I've been thinking about the magic system in the World. Lest I forget, here's what we have: Spells come in three "levels," indexed from zero.
Zero-level spells are utility spells, cost only unflavored mana, and can be learned directly from unguided research or when a mage attunes themselves to a nexus. (Aside: Nexi litter the map, and come in several 'flavors'. A mage can bind themselves to one nexus for each day that the current telling has run, and it grants them a new zero-level spell, and a new flavored essence of the same type as the nexus.)
First-level spells can be more powerful utility spells, as well as basic combat spells. First-level spells can be learned by preforming research guided by two zero-level spells, or a zero-level spell and a first-level spell. This research cannot be successfully completed without five bound nexi. First-level spells are drastically more powerful than zero-level spells, which is why they are limited by costing flavored mana, in addition to unflavored mana.

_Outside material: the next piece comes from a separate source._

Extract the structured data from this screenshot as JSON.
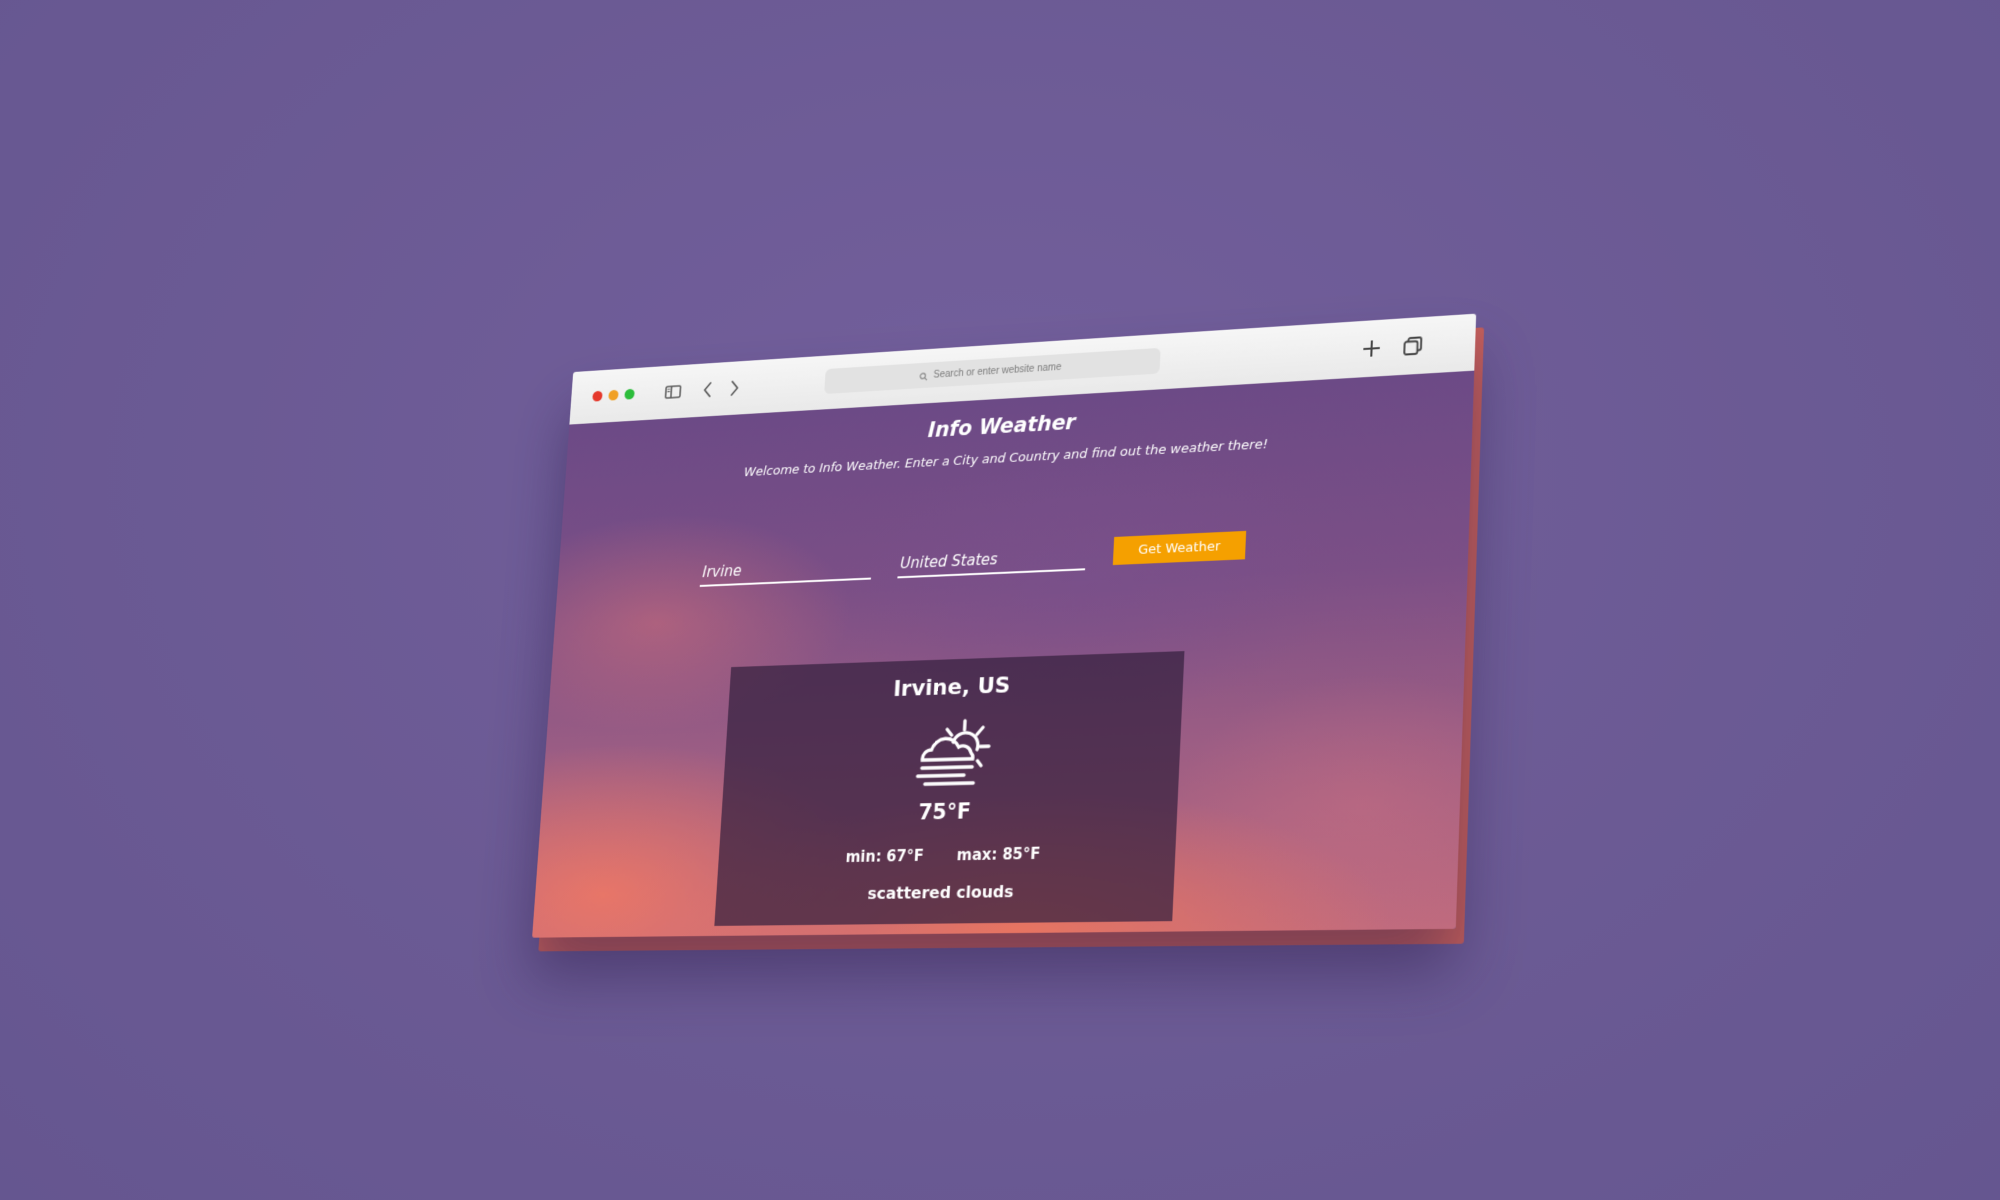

Second-level spells are extremely powerful utility spells, or more commonly, advanced combat spells. Second-level spells are learned by preforming research guided by two first-level spells, or a first-level spell and a second-level spell. This research cannot be successfully completed without fifteen bound nexi. Second-level spells are even more powerful than first-level spells, and thus cost many flavored mana, sometimes in multiple varieties for a single spell, in addition to unflavored mana. Some second-level spells also grant a free zero-level spell when learned that is a lesser version of themselves that can be used far more frequently, via unflavored mana.
Mana comes in a small number of flavors, which have yet to be determined. Each flavor of mana is associated with several themes, and those themes imply mechanics. If a spell costs generic mana, you may use flavored mana to pay that cost, but you cannot use unflavored mana to pay a flavored cost. All players have a small pool of unflavored mana that increases by some means (as yet, undecided) as an island progresses, and refills fairly quickly after use. Mages also have up to X other pools of mana, one of each nexus that they have attuned themselves to, which are usually dormant. A mage can choose to tap one of their flavored pools (a free action in combat), at which point they gain access to a slow trickle of flavored mana for a short time until the pool is depleted, at which point they will have no access to that pool again until the pool has had time to recover (X minutes outside of combat to refresh all flavored pools).
When a server comes online, the game marks X% of the possible spells of each spell level as "learnable" on that telling. From the list of unlearnable first-level spells, each player receives a random "innate" spell. This spell functions normally, except that it can be cast with unflavored mana instead of its usual flavor. Players are not told what their innate spell is until they have a large enough unflavored mana pool to cast it.
For some spell ideas I have, see: http://espoires.blogspot.com/2011/01/spell-ideas.html
Update: All players have an "essence" stat, which determines the rate and cap of mana generation. A player's true maximum is 100 total mana, (important when considering the effect of mana potions), but if their essence is 5, (the base amount), then they will regain mana fairly slowly, and only generate up to 5 mana before their mana generation halts. Any mana held beyond the character's essence will slowly decay.
Essence can be boosted in a number of ways. Potions can give a 10-minute essence boost, well-made staves, wands, robes, shields and jewelry may boost essence while worn. There exist multiple ways to permanently boost a character's base Essence, once of which is being a subscriber, which would boost Essence by 100% or 20, whichever is smaller at the time. Being a combat mage would be balanced around having access to the subscriber boost, thus if you try to be one without it, you would be slightly less effective than a melee or archer (which may be worth it if you need the variety in your group).
When a player taps a flavored mana pool, it would convert 5 of this basic essence into 5 flavored essence for a limited time. In a long battle, a mage might "burn out" by expending all their access to flavored mana. This is intended to be similar to a physical fighter becoming fatigued. If a mage does not gain any flavored mana for 2 turns in combat, a random completely empty pool will become partially refilled, allowing to to be tapped to grant 1 flavored mana immediately.
Availability of flavored Nexi: Players should have no problem binding themselves to their maximum number of Nexi, but they also should have difficulty gaining access to that many Nexi that are all of the same flavor. Thus, they will need to choose which flavors to go for based on what has been discovered and whether those are guarded by hostile monsters or not.